At the time I didn’t grasp the magnitude of what he was saying; in fact, I found it a little strange. This man possessed the knowledge and skills to perform corrective surgery right on the hill, but deliberately chose not to. In hindsight, I should have known better, as this topic was covered as part of my initial training at Buck Hill, and it came up again when I went through the entire Outdoor Emergency Care Course (OEC) to become a patroller for Mount Spokane.

Leader Roles and Requirements
At People to People Ambassador Programs, our teacher leaders face a similar dilemma. Many of our leaders are school nurses or student counselors in their normal role as a teacher, but when they are on our program they are responsible for the health, safety, and guardianship of your child. In this role they are trained to only perform the duties expected and required of our leaders.

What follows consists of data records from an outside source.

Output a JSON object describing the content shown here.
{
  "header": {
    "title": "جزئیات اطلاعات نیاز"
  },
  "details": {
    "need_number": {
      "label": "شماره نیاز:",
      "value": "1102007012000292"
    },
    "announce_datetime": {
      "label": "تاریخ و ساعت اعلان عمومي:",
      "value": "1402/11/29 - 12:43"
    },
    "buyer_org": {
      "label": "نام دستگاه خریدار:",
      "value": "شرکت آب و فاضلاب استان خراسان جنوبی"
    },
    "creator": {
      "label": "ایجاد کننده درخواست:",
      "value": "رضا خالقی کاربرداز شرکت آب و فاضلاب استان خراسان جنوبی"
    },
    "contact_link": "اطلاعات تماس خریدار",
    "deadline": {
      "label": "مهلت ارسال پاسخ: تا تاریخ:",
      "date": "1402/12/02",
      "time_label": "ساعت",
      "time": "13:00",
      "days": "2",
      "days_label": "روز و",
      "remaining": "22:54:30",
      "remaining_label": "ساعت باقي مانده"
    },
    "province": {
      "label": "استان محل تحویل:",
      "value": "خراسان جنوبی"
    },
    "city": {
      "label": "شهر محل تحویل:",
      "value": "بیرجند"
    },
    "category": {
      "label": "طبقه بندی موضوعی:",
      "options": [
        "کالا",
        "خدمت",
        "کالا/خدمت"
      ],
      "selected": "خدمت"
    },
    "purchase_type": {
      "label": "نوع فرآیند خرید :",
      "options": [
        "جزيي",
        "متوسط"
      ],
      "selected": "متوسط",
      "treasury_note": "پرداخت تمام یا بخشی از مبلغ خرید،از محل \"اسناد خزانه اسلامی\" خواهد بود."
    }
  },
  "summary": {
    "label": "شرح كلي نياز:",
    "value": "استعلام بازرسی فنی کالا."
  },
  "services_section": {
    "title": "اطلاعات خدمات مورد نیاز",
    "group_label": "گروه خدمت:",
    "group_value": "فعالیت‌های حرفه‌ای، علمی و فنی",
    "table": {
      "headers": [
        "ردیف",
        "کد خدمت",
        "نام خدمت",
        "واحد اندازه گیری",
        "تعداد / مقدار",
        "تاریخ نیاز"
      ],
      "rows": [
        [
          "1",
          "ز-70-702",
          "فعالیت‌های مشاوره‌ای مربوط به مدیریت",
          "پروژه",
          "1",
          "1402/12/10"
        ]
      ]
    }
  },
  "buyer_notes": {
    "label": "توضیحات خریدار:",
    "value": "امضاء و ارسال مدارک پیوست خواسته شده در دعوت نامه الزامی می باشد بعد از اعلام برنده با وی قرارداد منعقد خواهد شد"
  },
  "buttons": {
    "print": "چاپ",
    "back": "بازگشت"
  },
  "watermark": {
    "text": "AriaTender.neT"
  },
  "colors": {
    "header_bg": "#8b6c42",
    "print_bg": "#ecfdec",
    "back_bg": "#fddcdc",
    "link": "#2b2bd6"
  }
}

Each of our leaders completes a grueling application process to become a People to People Ambassador Programs teacher leader. This process includes the application process, letters of recommendation, and a background check that must be updated on a regular basis. They must also complete hands-on CPR training annually, a complex set of annual on-line training modules including competency testing, and in-person group training provided by our local area directors. These individuals are highly trained by our organization and bring to the role their countless years of experience in the classroom educating and developing young talent. But if a situation arises on program where a student needs medical attention, or some form of counseling, these teachers will contact our program office and the on-call team that stands ready 24 hours a day, seven days a week to support them and receive guidance on the next steps to be taken. They will most always be instructed to seek professional medical attention so that we know without a doubt how to treat the problem.

Much like the patroller at Buck Hill, a teacher leader may possess the skills to address the more serious issues that come up, but will instead stay within the definition of the role of a teacher leader and in that role, move to expediently transport the student into the professional medical emergency response system (EMS).

Our Policy

At People to People Ambassador Programs, we think this is the best method for handling serious situations, not a small scratch or bump. If something minor needs treatment, a leader will address that situation using one of the travel first-aid kits we provide to each primary leader. The larger situations I am referring to are highly unlikely, yet more serious situations where we want a medical professional’s opinion. Once in the EMS system, we can then leverage our relationship with On-Call International. They provide our organization with interpreters who connect a doctor on the On-Call staff with the physician treating the student abroad. This way, we get accurate and reliable information in a timely manner so that we can keep the family back home informed while ensuring the student is in safe hands.

I’m not saying that any of our teacher leaders has changed his or her name while on program. I’m merely using a rather extreme example to convey my point: our teacher leaders stand ready to respond to any situation. They are highly trained, and in the unlikely event that a serious situation arises, they know to perform to the level required of a teacher leader, and to quickly, calmly, and efficiently transport any student to a medical facility if there is any doubt about the student’s condition.

Until next time, wishing you safe and happy travels!